- Read the Condominium Documents. Sometimes the best advice is the most obvious advice. Use and enjoyment of your new condo will be subject to compliance with the condominium documents, which consist of a Master Deed, Condominium Bylaws, Subdivision Plan and Restrictions. The Master Deed defines the property to be included within the condominium project. It also defines the areas called “common elements” and “limited common elements” that you will share with others. The Condominium Bylaws govern the administration of a condominium project, including potential restrictions on your use of the property.
- Establish a Sufficient Review Period in the Purchase Agreement. Information included in the various condominium documents can be voluminous. That is not even considering the documents associated with the condominium association, which separately governs the association of owners within the project. Consequently, make sure your purchase agreement permits adequate time to review the condominium documents and any association documents. This should include time for a consultation with an attorney to help you understand the documents.
- Investigate the Association. Governing the relationship between co-owners and enforcing rules within a condominium project is a condominium association. Associations are usually incorporated as non-profit entities, subjecting them to holding certain meetings. If available, ask for minutes of the last association meetings to find out what is really going-on in the development. Carefully consider issues that are affecting the condominium.
- Determine the Financial Viability of the Condominium. As part of your due diligence, investigate the financial viability of the condominium project. Ask to review the budget and financial statements of the association. Consider if adequate reserves exist for replacement of common elements, such as road ways and structural items.

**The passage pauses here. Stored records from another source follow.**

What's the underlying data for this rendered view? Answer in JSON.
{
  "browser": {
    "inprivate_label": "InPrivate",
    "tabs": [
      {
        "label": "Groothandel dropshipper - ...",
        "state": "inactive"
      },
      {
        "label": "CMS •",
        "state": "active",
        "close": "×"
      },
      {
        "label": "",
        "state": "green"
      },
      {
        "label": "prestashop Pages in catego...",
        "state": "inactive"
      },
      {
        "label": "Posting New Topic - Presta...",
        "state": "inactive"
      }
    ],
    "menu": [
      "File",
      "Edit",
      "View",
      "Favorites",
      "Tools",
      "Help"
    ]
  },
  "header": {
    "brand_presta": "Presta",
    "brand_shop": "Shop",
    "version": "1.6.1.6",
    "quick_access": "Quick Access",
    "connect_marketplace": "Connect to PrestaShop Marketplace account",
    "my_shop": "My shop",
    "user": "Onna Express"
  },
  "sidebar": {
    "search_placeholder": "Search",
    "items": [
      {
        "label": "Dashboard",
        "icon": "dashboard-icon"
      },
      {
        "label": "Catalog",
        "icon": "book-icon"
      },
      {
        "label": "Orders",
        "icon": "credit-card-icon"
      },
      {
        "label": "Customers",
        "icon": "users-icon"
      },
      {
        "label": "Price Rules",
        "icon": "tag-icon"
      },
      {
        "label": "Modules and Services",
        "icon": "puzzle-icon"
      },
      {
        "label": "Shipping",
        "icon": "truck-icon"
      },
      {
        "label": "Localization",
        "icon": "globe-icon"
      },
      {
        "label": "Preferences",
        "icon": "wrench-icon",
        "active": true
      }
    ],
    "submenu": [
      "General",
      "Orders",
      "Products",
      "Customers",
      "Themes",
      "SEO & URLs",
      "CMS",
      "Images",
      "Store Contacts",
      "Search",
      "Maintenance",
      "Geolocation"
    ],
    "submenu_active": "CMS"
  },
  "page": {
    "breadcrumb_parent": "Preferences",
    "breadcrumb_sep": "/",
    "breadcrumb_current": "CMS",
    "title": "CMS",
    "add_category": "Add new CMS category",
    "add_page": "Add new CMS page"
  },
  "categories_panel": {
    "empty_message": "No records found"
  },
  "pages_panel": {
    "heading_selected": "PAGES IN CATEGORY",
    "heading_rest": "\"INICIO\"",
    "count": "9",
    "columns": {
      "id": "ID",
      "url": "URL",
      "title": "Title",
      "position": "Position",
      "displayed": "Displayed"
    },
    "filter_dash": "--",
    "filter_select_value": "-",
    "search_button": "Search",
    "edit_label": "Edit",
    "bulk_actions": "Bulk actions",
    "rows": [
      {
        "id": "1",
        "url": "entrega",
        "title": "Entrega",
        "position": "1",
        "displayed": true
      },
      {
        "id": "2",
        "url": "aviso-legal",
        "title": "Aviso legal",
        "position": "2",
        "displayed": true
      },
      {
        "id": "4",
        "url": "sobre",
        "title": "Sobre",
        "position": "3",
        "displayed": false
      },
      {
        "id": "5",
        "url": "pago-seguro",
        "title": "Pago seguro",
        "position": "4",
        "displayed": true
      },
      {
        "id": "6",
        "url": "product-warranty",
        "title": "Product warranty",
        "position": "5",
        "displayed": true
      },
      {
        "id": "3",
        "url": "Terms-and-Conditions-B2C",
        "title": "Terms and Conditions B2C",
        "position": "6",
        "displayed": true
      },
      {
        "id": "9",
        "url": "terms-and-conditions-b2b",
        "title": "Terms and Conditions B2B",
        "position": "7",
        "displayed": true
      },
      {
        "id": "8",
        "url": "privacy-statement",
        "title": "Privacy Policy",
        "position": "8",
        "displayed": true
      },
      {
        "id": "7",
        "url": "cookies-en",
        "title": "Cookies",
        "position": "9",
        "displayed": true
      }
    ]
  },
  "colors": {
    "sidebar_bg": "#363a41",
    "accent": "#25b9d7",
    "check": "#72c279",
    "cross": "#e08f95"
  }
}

Further investigate how dues are assessed, including the amount and frequency of dues. Ask if there are any upcoming assessments.
- Inspect the Structures. For a building condo, inspect not only the unit you wish to purchase, but also the shared common elements, including the roof and other shared systems. You do not want to be in a position of being faced with an assessment to repair a shared roof or drive for instance. To that end, be sure to fully understand what you are required to maintain and what the associated is required to maintain. A general building inspector can assist you with structural issues. Insurance coverage should also be ascertained, including determination of what the association’s insurance covers.
BONUS TIP – Lake Access. Many condominium projects advertise some sort of lake access or other water rights. Unfortunately, lake access in the popular conception may not be consistent with riparian rights under Michigan law. Make sure you consult with an attorney if lake access is advertised so you fully understand what your “lake access” includes.
The above are just some issues to consider, but taking the time to investigate them can save you in the long run.